=== Directions ===
Whenever "Info" appears in a line, please copy that line from the data.

=== Supplied records ===
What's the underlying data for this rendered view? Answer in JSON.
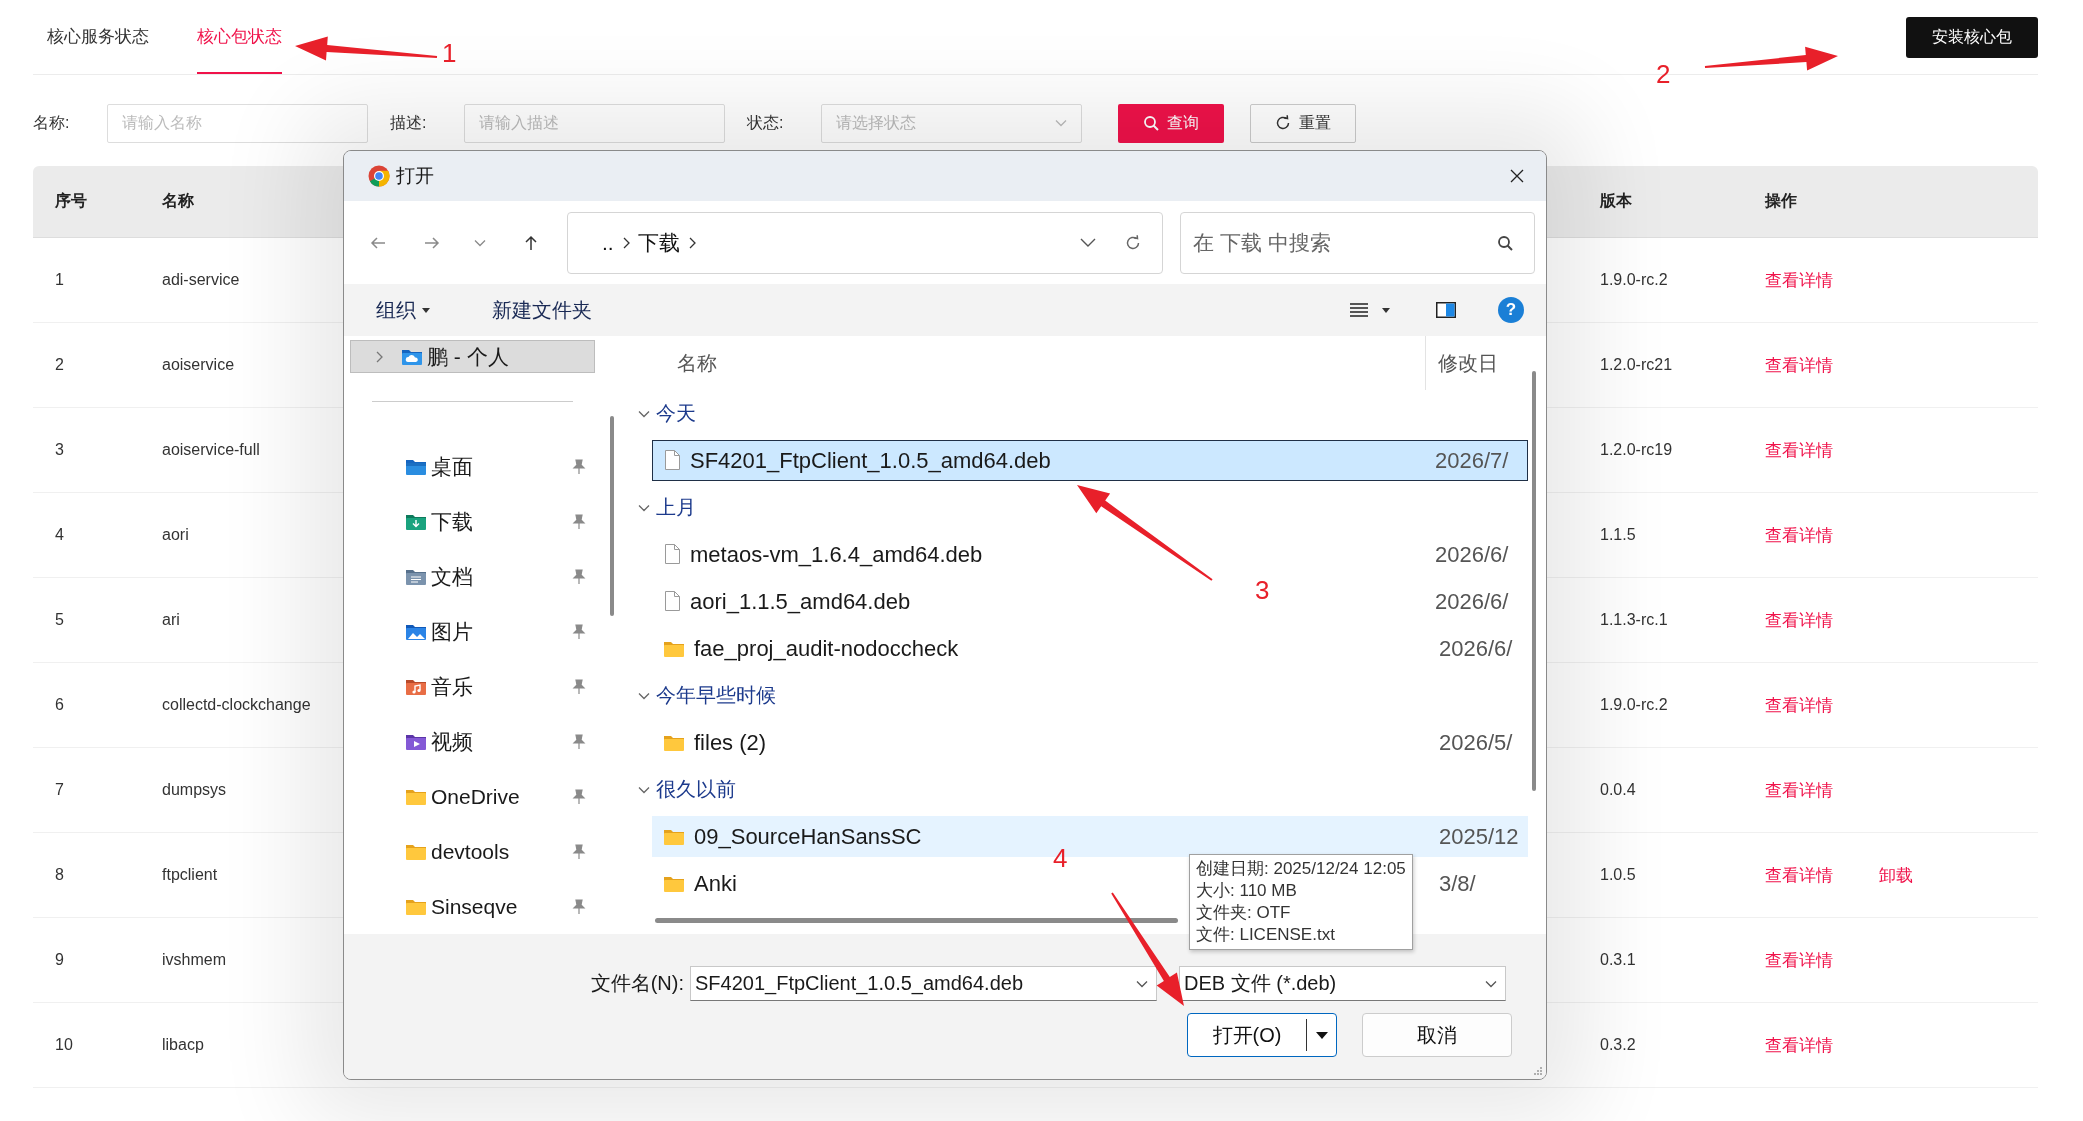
{
  "tabs": [
    {
      "label": "核心服务状态",
      "selected": false
    },
    {
      "label": "核心包状态",
      "selected": true
    }
  ],
  "install_button": {
    "label": "安装核心包"
  },
  "filters": [
    {
      "label": "名称:",
      "placeholder": "请输入名称",
      "kind": "input"
    },
    {
      "label": "描述:",
      "placeholder": "请输入描述",
      "kind": "input"
    },
    {
      "label": "状态:",
      "placeholder": "请选择状态",
      "kind": "select"
    }
  ],
  "filter_buttons": [
    {
      "label": "查询",
      "kind": "primary"
    },
    {
      "label": "重置",
      "kind": "reset"
    }
  ],
  "table": {
    "columns": [
      "序号",
      "名称",
      "版本",
      "操作"
    ],
    "rows": [
      {
        "cells": [
          "1",
          "adi-service",
          "1.9.0-rc.2"
        ],
        "actions": [
          "查看详情"
        ]
      },
      {
        "cells": [
          "2",
          "aoiservice",
          "1.2.0-rc21"
        ],
        "actions": [
          "查看详情"
        ]
      },
      {
        "cells": [
          "3",
          "aoiservice-full",
          "1.2.0-rc19"
        ],
        "actions": [
          "查看详情"
        ]
      },
      {
        "cells": [
          "4",
          "aori",
          "1.1.5"
        ],
        "actions": [
          "查看详情"
        ]
      },
      {
        "cells": [
          "5",
          "ari",
          "1.1.3-rc.1"
        ],
        "actions": [
          "查看详情"
        ]
      },
      {
        "cells": [
          "6",
          "collectd-clockchange",
          "1.9.0-rc.2"
        ],
        "actions": [
          "查看详情"
        ]
      },
      {
        "cells": [
          "7",
          "dumpsys",
          "0.0.4"
        ],
        "actions": [
          "查看详情"
        ]
      },
      {
        "cells": [
          "8",
          "ftpclient",
          "1.0.5"
        ],
        "actions": [
          "查看详情",
          "卸载"
        ]
      },
      {
        "cells": [
          "9",
          "ivshmem",
          "0.3.1"
        ],
        "actions": [
          "查看详情"
        ]
      },
      {
        "cells": [
          "10",
          "libacp",
          "0.3.2"
        ],
        "actions": [
          "查看详情"
        ]
      }
    ]
  },
  "dialog": {
    "title": "打开",
    "breadcrumbs": [
      "..",
      "下载"
    ],
    "search": {
      "placeholder": "在 下载 中搜索"
    },
    "toolbar": [
      {
        "label": "组织",
        "dropdown": true
      },
      {
        "label": "新建文件夹",
        "dropdown": false
      }
    ],
    "help_button": "?",
    "sidebar": {
      "root": {
        "label": "鹏 - 个人",
        "selected": true,
        "expanded": false
      },
      "quick_access": [
        {
          "label": "桌面",
          "kind": "desktop",
          "pinned": true
        },
        {
          "label": "下载",
          "kind": "downloads",
          "pinned": true
        },
        {
          "label": "文档",
          "kind": "documents",
          "pinned": true
        },
        {
          "label": "图片",
          "kind": "pictures",
          "pinned": true
        },
        {
          "label": "音乐",
          "kind": "music",
          "pinned": true
        },
        {
          "label": "视频",
          "kind": "videos",
          "pinned": true
        },
        {
          "label": "OneDrive",
          "kind": "folder",
          "pinned": true
        },
        {
          "label": "devtools",
          "kind": "folder",
          "pinned": true
        },
        {
          "label": "Sinseqve",
          "kind": "folder",
          "pinned": true
        }
      ]
    },
    "list_columns": [
      "名称",
      "修改日"
    ],
    "groups": [
      {
        "label": "今天",
        "expanded": true,
        "items": [
          {
            "name": "SF4201_FtpClient_1.0.5_amd64.deb",
            "date": "2026/7/",
            "kind": "file",
            "selected": true,
            "hovered": false
          }
        ]
      },
      {
        "label": "上月",
        "expanded": true,
        "items": [
          {
            "name": "metaos-vm_1.6.4_amd64.deb",
            "date": "2026/6/",
            "kind": "file",
            "selected": false,
            "hovered": false
          },
          {
            "name": "aori_1.1.5_amd64.deb",
            "date": "2026/6/",
            "kind": "file",
            "selected": false,
            "hovered": false
          },
          {
            "name": "fae_proj_audit-nodoccheck",
            "date": "2026/6/",
            "kind": "folder",
            "selected": false,
            "hovered": false
          }
        ]
      },
      {
        "label": "今年早些时候",
        "expanded": true,
        "items": [
          {
            "name": "files (2)",
            "date": "2026/5/",
            "kind": "folder",
            "selected": false,
            "hovered": false
          }
        ]
      },
      {
        "label": "很久以前",
        "expanded": true,
        "items": [
          {
            "name": "09_SourceHanSansSC",
            "date": "2025/12",
            "kind": "folder",
            "selected": false,
            "hovered": true
          },
          {
            "name": "Anki",
            "date": "3/8/",
            "kind": "folder",
            "selected": false,
            "hovered": false
          }
        ]
      }
    ],
    "tooltip": [
      "创建日期: 2025/12/24 12:05",
      "大小: 110 MB",
      "文件夹: OTF",
      "文件: LICENSE.txt"
    ],
    "filename": {
      "label": "文件名(N):",
      "value": "SF4201_FtpClient_1.0.5_amd64.deb"
    },
    "file_type": "DEB 文件 (*.deb)",
    "buttons": [
      {
        "label": "打开(O)",
        "kind": "split"
      },
      {
        "label": "取消",
        "kind": "plain"
      }
    ]
  },
  "annotations": [
    {
      "label": "1"
    },
    {
      "label": "2"
    },
    {
      "label": "3"
    },
    {
      "label": "4"
    }
  ]
}
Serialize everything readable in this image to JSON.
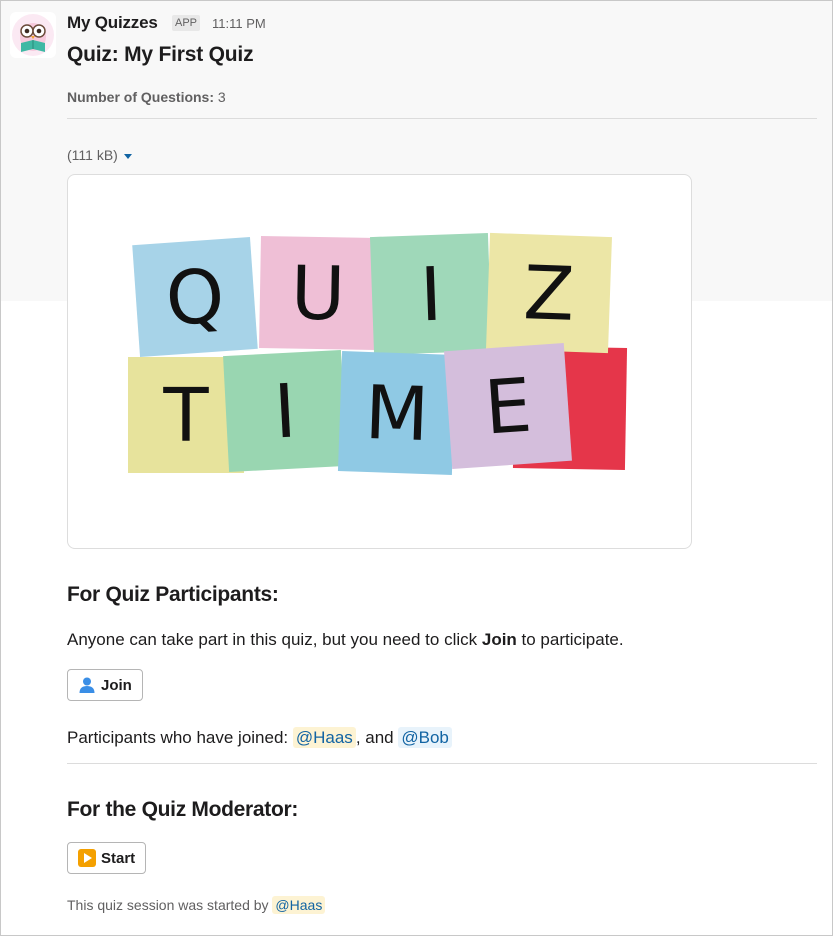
{
  "message": {
    "sender": "My Quizzes",
    "badge": "APP",
    "time": "11:11 PM"
  },
  "quiz": {
    "title": "Quiz: My First Quiz",
    "num_questions_label": "Number of Questions:",
    "num_questions_value": "3"
  },
  "attachment": {
    "size_label": "(111 kB)",
    "notes": [
      {
        "letter": "Q",
        "color": "#a7d3e8"
      },
      {
        "letter": "U",
        "color": "#efbfd6"
      },
      {
        "letter": "I",
        "color": "#9fd8b9"
      },
      {
        "letter": "Z",
        "color": "#ece6a6"
      },
      {
        "letter": "T",
        "color": "#e7e39c"
      },
      {
        "letter": "I",
        "color": "#99d6b1"
      },
      {
        "letter": "M",
        "color": "#8fc9e4"
      },
      {
        "letter": "E",
        "color": "#d4bedc"
      },
      {
        "letter": "!",
        "color": "#e5364a"
      }
    ]
  },
  "participants": {
    "heading": "For Quiz Participants:",
    "text_before": "Anyone can take part in this quiz, but you need to click ",
    "text_bold": "Join",
    "text_after": " to participate.",
    "join_label": "Join",
    "joined_label": "Participants who have joined: ",
    "joined_sep": ", and ",
    "joined": [
      "@Haas",
      "@Bob"
    ]
  },
  "moderator": {
    "heading": "For the Quiz Moderator:",
    "start_label": "Start",
    "started_text": "This quiz session was started by ",
    "started_by": "@Haas"
  },
  "icons": {
    "avatar": "owl-reading-icon",
    "dropdown": "caret-down-icon",
    "join": "person-icon",
    "start": "play-button-icon"
  },
  "colors": {
    "link": "#1264a3",
    "mention_highlight": "#fdf3d3",
    "mention_default": "#e8f3fb",
    "start_icon": "#f4a000"
  }
}
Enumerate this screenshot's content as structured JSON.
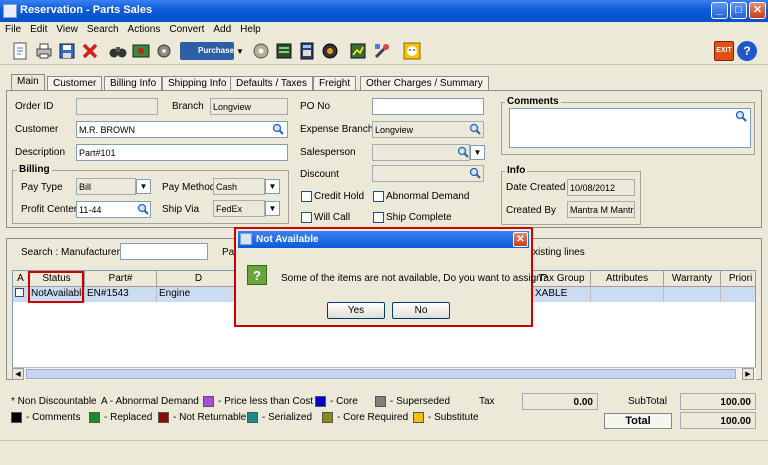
{
  "window": {
    "title": "Reservation - Parts Sales",
    "min": "_",
    "max": "□",
    "close": "✕"
  },
  "menu": [
    "File",
    "Edit",
    "View",
    "Search",
    "Actions",
    "Convert",
    "Add",
    "Help"
  ],
  "toolbar": {
    "purchase_label": "Purchase",
    "exit_label": "EXIT",
    "help_label": "?"
  },
  "tabs": [
    "Main",
    "Customer",
    "Billing Info",
    "Shipping Info",
    "Defaults / Taxes",
    "Freight",
    "Other Charges / Summary"
  ],
  "form": {
    "order_id_label": "Order ID",
    "order_id_value": "",
    "branch_label": "Branch",
    "branch_value": "Longview",
    "po_label": "PO No",
    "po_value": "",
    "comments_label": "Comments",
    "customer_label": "Customer",
    "customer_value": "M.R. BROWN",
    "expense_branch_label": "Expense Branch",
    "expense_branch_value": "Longview",
    "description_label": "Description",
    "description_value": "Part#101",
    "salesperson_label": "Salesperson",
    "salesperson_value": "",
    "billing_label": "Billing",
    "pay_type_label": "Pay Type",
    "pay_type_value": "Bill",
    "pay_method_label": "Pay Method",
    "pay_method_value": "Cash",
    "discount_label": "Discount",
    "discount_value": "",
    "credit_hold_label": "Credit Hold",
    "abnormal_demand_label": "Abnormal Demand",
    "profit_center_label": "Profit Center",
    "profit_center_value": "11-44",
    "ship_via_label": "Ship Via",
    "ship_via_value": "FedEx",
    "will_call_label": "Will Call",
    "ship_complete_label": "Ship Complete",
    "info_label": "Info",
    "date_created_label": "Date Created",
    "date_created_value": "10/08/2012",
    "created_by_label": "Created By",
    "created_by_value": "Mantra M Mantra"
  },
  "search": {
    "label": "Search :",
    "manufacturer_label": "Manufacturer",
    "manufacturer_value": "",
    "pa_fragment": "Pa",
    "existing_lines_fragment": "xisting lines"
  },
  "grid": {
    "headers": {
      "a": "A",
      "status": "Status",
      "part": "Part#",
      "desc": "D",
      "tax_group": "Tax Group",
      "attributes": "Attributes",
      "warranty": "Warranty",
      "priority": "Priori"
    },
    "row": {
      "status": "NotAvailable",
      "part": "EN#1543",
      "desc": "Engine",
      "tax": "XABLE"
    }
  },
  "legend": {
    "non_discountable": "* Non Discountable",
    "abnormal": "A - Abnormal Demand",
    "price_less": "- Price less than Cost",
    "core": "- Core",
    "superseded": "- Superseded",
    "comments": "- Comments",
    "replaced": "- Replaced",
    "not_returnable": "- Not Returnable",
    "serialized": "- Serialized",
    "core_required": "- Core Required",
    "substitute": "- Substitute",
    "colors": {
      "purple": "#a64ddb",
      "blue": "#0000cc",
      "gray": "#808080",
      "black": "#000000",
      "green": "#1a8c2a",
      "maroon": "#8b0a0a",
      "teal": "#1a8c8c",
      "olive": "#8c8c14",
      "yellow": "#f0c010"
    }
  },
  "totals": {
    "tax_label": "Tax",
    "tax_value": "0.00",
    "subtotal_label": "SubTotal",
    "subtotal_value": "100.00",
    "total_label": "Total",
    "total_value": "100.00"
  },
  "dialog": {
    "title": "Not Available",
    "message": "Some of the items are not available, Do you want to assign?",
    "yes": "Yes",
    "no": "No",
    "icon": "?"
  }
}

=== Written reply ===
    "Billing Info",
    "Shipping Info",
    "info_label": "Info",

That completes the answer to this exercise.